With 12 series of Dragons' Den under her belt and another due to air later this year, Deborah Meaden is an old hand at picking out promising entrepreneurs on the BBC show and destroying the pretenders with her killer questions.
But don't count on her being there forever.
"One day I will definitely, definitely have to leave," she tells RadioTimes.com.
Can she imagine a point where she'll simply have had enough? "At the moment it's hard to imagine because I still thoroughly enjoy it, but who knows what happens in life," Meaden says.
"And it might be me deciding, or Dragons' Den might decide it's time for a new Dragon and it's time to replace me."
Still, it may not be any time soon. Former Strictly Come Dancing contestant Meaden is the second longest-serving Dragon (after Peter Jones) and has seen a dozen other investors come and go – but every year she is keen to return.
"At the moment I feel like I'm really still enjoying it and it's hard for me to imagine that I wouldn't still enjoy it because it's what I do in my everyday life," she explains.
"It's not something that I do for 20 days a year and really enjoy it and then get on with my everyday life. My everyday life is investing in businesses, so as long as I carry on loving that then I'm obviously going to carry on loving Dragons."

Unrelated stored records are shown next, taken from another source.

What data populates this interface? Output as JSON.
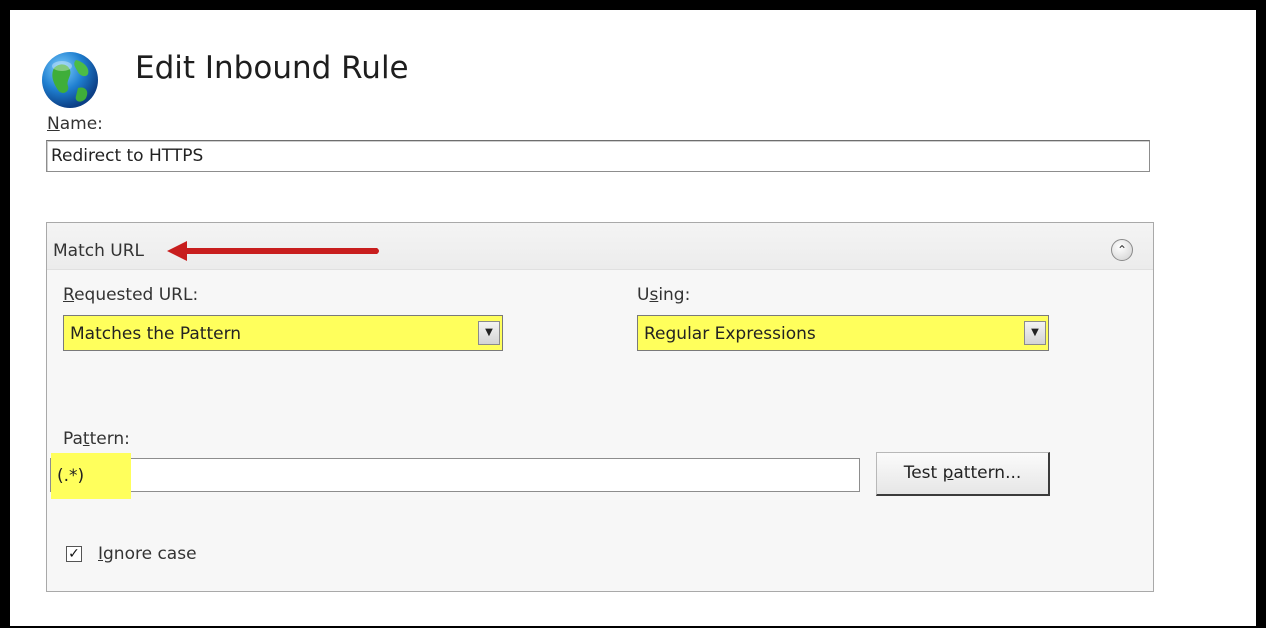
{
  "dialog": {
    "title": "Edit Inbound Rule",
    "name_label_first": "N",
    "name_label_rest": "ame:",
    "name_value": "Redirect to HTTPS"
  },
  "match_url": {
    "header": "Match URL",
    "collapse_icon": "chevron-up-icon",
    "requested_url_label_first": "R",
    "requested_url_label_rest": "equested URL:",
    "requested_url_value": "Matches the Pattern",
    "using_label_a": "U",
    "using_label_s": "s",
    "using_label_rest": "ing:",
    "using_value": "Regular Expressions",
    "pattern_label_a": "Pa",
    "pattern_label_t": "t",
    "pattern_label_rest": "tern:",
    "pattern_value": "(.*)",
    "test_button_a": "Test ",
    "test_button_p": "p",
    "test_button_rest": "attern...",
    "ignore_case_i": "I",
    "ignore_case_rest": "gnore case",
    "ignore_case_checked": true
  },
  "colors": {
    "highlight": "#ffff5c",
    "arrow": "#c81e1e"
  }
}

How about retirement?
"I did retire, for about two weeks," Meaden says. "When I sold Weststar Holidays, the idea was to take stock and stop and then decide in life - we were going to travel around the world or whatever we were going to do.
"After about two weeks my husband said to me, 'Oh for goodness sake Deborah, get yourself a business because this is driving me bonkers.' What I realised is, why would you retire from something that you love?"
The next series will feature two new Dragons: Tej Lalvani and Jenny Campbell, who replace Nick Jenkins and Sarah Willingham in the Den.
But when it comes to welcoming newcomers to the panel of investors, she and Peter Jones are surprisingly happy to have their advice ignored.
"At the end of the day they are Dragons, they are businesspeople and they've kind of got to find their own way and their own place," she says.
"So I quite like it when we proffer advice and they say, 'Thank you very much but I'll do what I want.' So I like that! That's the sign of a Dragon."
And when it comes to Meaden's own strategy in the Den, there's one thing she is clear on: her ethical code.
As an animal lover with a cat called Friday, three dogs, five horses, eleven chickens, four ducks and three geese, she will be taking part in the National Cat Awards on 3rd August. She also keeps her furry friends in mind in the Den.
"Although I come across as stern obviously in that particular environment – I'm in a business environment, people are pitching for my money, I'm making decisions on whether or not it's the right investment – but even in that environment I will often talk about animal welfare," Meaden explains.
"I won't get involved in businesses that I think cut across any kind of animal welfare issues. The one thing I say, I will invest in anything – I don't care what it is – as long as it doesn't cut across my ethical code, because at the end of the day I want to be able to live with myself. I want to feel proud of what I do."
Cats Protection’s National Cat Awards 2017 takes place on 3rd August at The Savoy Hotel.